[[ DATA EXTRACTS, beginning ]]

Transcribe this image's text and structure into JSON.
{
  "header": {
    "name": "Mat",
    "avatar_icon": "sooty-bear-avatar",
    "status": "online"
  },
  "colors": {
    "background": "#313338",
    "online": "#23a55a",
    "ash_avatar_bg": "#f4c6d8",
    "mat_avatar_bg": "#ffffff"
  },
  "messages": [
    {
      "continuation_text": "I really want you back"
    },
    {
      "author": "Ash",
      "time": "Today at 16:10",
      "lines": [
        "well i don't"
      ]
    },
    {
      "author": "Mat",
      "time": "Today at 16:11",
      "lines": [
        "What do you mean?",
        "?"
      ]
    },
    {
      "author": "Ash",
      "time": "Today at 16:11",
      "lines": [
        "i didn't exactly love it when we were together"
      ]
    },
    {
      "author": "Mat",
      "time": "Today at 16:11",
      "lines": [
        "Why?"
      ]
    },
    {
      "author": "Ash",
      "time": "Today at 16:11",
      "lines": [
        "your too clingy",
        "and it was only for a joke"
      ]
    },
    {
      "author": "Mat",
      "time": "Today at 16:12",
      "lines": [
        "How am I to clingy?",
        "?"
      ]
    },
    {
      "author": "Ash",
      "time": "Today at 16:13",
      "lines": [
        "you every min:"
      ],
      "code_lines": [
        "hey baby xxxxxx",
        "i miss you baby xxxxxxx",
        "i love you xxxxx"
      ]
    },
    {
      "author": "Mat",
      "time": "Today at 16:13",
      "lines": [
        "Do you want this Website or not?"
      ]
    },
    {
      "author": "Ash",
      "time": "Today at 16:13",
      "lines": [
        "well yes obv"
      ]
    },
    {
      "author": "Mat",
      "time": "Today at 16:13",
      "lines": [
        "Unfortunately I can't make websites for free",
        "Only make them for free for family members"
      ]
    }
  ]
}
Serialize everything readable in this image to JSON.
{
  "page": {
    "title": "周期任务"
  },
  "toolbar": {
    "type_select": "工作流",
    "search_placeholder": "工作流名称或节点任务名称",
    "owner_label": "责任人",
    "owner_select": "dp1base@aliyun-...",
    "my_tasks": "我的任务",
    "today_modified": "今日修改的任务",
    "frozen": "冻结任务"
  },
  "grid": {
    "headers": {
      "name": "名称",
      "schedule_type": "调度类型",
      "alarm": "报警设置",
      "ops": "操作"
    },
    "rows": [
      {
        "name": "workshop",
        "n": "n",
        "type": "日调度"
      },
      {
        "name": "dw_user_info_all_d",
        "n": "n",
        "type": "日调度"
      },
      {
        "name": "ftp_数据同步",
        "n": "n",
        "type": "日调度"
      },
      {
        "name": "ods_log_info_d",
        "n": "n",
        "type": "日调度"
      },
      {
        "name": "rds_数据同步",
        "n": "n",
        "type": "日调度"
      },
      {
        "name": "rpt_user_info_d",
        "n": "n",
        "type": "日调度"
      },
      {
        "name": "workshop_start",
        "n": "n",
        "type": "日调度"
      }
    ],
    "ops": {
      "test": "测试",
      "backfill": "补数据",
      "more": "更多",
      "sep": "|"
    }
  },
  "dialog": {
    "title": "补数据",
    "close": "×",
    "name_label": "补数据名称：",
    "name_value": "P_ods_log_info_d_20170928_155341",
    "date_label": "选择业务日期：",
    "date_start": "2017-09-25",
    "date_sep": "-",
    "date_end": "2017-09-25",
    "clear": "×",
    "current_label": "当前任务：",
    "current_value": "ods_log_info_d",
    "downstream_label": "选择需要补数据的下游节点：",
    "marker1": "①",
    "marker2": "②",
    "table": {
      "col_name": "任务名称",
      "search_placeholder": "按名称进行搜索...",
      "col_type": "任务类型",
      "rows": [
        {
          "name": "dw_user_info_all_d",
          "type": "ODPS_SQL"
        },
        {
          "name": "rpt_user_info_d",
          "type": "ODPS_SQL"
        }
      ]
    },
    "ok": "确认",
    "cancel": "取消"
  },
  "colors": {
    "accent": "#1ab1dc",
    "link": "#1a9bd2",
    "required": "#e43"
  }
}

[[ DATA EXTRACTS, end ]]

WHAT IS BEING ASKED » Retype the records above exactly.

SOLUTION TO THE PROBLEM »
Transcribe this image's text and structure into JSON.
{
  "header": {
    "name": "Mat",
    "avatar_icon": "sooty-bear-avatar",
    "status": "online"
  },
  "colors": {
    "background": "#313338",
    "online": "#23a55a",
    "ash_avatar_bg": "#f4c6d8",
    "mat_avatar_bg": "#ffffff"
  },
  "messages": [
    {
      "continuation_text": "I really want you back"
    },
    {
      "author": "Ash",
      "time": "Today at 16:10",
      "lines": [
        "well i don't"
      ]
    },
    {
      "author": "Mat",
      "time": "Today at 16:11",
      "lines": [
        "What do you mean?",
        "?"
      ]
    },
    {
      "author": "Ash",
      "time": "Today at 16:11",
      "lines": [
        "i didn't exactly love it when we were together"
      ]
    },
    {
      "author": "Mat",
      "time": "Today at 16:11",
      "lines": [
        "Why?"
      ]
    },
    {
      "author": "Ash",
      "time": "Today at 16:11",
      "lines": [
        "your too clingy",
        "and it was only for a joke"
      ]
    },
    {
      "author": "Mat",
      "time": "Today at 16:12",
      "lines": [
        "How am I to clingy?",
        "?"
      ]
    },
    {
      "author": "Ash",
      "time": "Today at 16:13",
      "lines": [
        "you every min:"
      ],
      "code_lines": [
        "hey baby xxxxxx",
        "i miss you baby xxxxxxx",
        "i love you xxxxx"
      ]
    },
    {
      "author": "Mat",
      "time": "Today at 16:13",
      "lines": [
        "Do you want this Website or not?"
      ]
    },
    {
      "author": "Ash",
      "time": "Today at 16:13",
      "lines": [
        "well yes obv"
      ]
    },
    {
      "author": "Mat",
      "time": "Today at 16:13",
      "lines": [
        "Unfortunately I can't make websites for free",
        "Only make them for free for family members"
      ]
    }
  ]
}
Serialize everything readable in this image to JSON.
{
  "page": {
    "title": "周期任务"
  },
  "toolbar": {
    "type_select": "工作流",
    "search_placeholder": "工作流名称或节点任务名称",
    "owner_label": "责任人",
    "owner_select": "dp1base@aliyun-...",
    "my_tasks": "我的任务",
    "today_modified": "今日修改的任务",
    "frozen": "冻结任务"
  },
  "grid": {
    "headers": {
      "name": "名称",
      "schedule_type": "调度类型",
      "alarm": "报警设置",
      "ops": "操作"
    },
    "rows": [
      {
        "name": "workshop",
        "n": "n",
        "type": "日调度"
      },
      {
        "name": "dw_user_info_all_d",
        "n": "n",
        "type": "日调度"
      },
      {
        "name": "ftp_数据同步",
        "n": "n",
        "type": "日调度"
      },
      {
        "name": "ods_log_info_d",
        "n": "n",
        "type": "日调度"
      },
      {
        "name": "rds_数据同步",
        "n": "n",
        "type": "日调度"
      },
      {
        "name": "rpt_user_info_d",
        "n": "n",
        "type": "日调度"
      },
      {
        "name": "workshop_start",
        "n": "n",
        "type": "日调度"
      }
    ],
    "ops": {
      "test": "测试",
      "backfill": "补数据",
      "more": "更多",
      "sep": "|"
    }
  },
  "dialog": {
    "title": "补数据",
    "close": "×",
    "name_label": "补数据名称：",
    "name_value": "P_ods_log_info_d_20170928_155341",
    "date_label": "选择业务日期：",
    "date_start": "2017-09-25",
    "date_sep": "-",
    "date_end": "2017-09-25",
    "clear": "×",
    "current_label": "当前任务：",
    "current_value": "ods_log_info_d",
    "downstream_label": "选择需要补数据的下游节点：",
    "marker1": "①",
    "marker2": "②",
    "table": {
      "col_name": "任务名称",
      "search_placeholder": "按名称进行搜索...",
      "col_type": "任务类型",
      "rows": [
        {
          "name": "dw_user_info_all_d",
          "type": "ODPS_SQL"
        },
        {
          "name": "rpt_user_info_d",
          "type": "ODPS_SQL"
        }
      ]
    },
    "ok": "确认",
    "cancel": "取消"
  },
  "colors": {
    "accent": "#1ab1dc",
    "link": "#1a9bd2",
    "required": "#e43"
  }
}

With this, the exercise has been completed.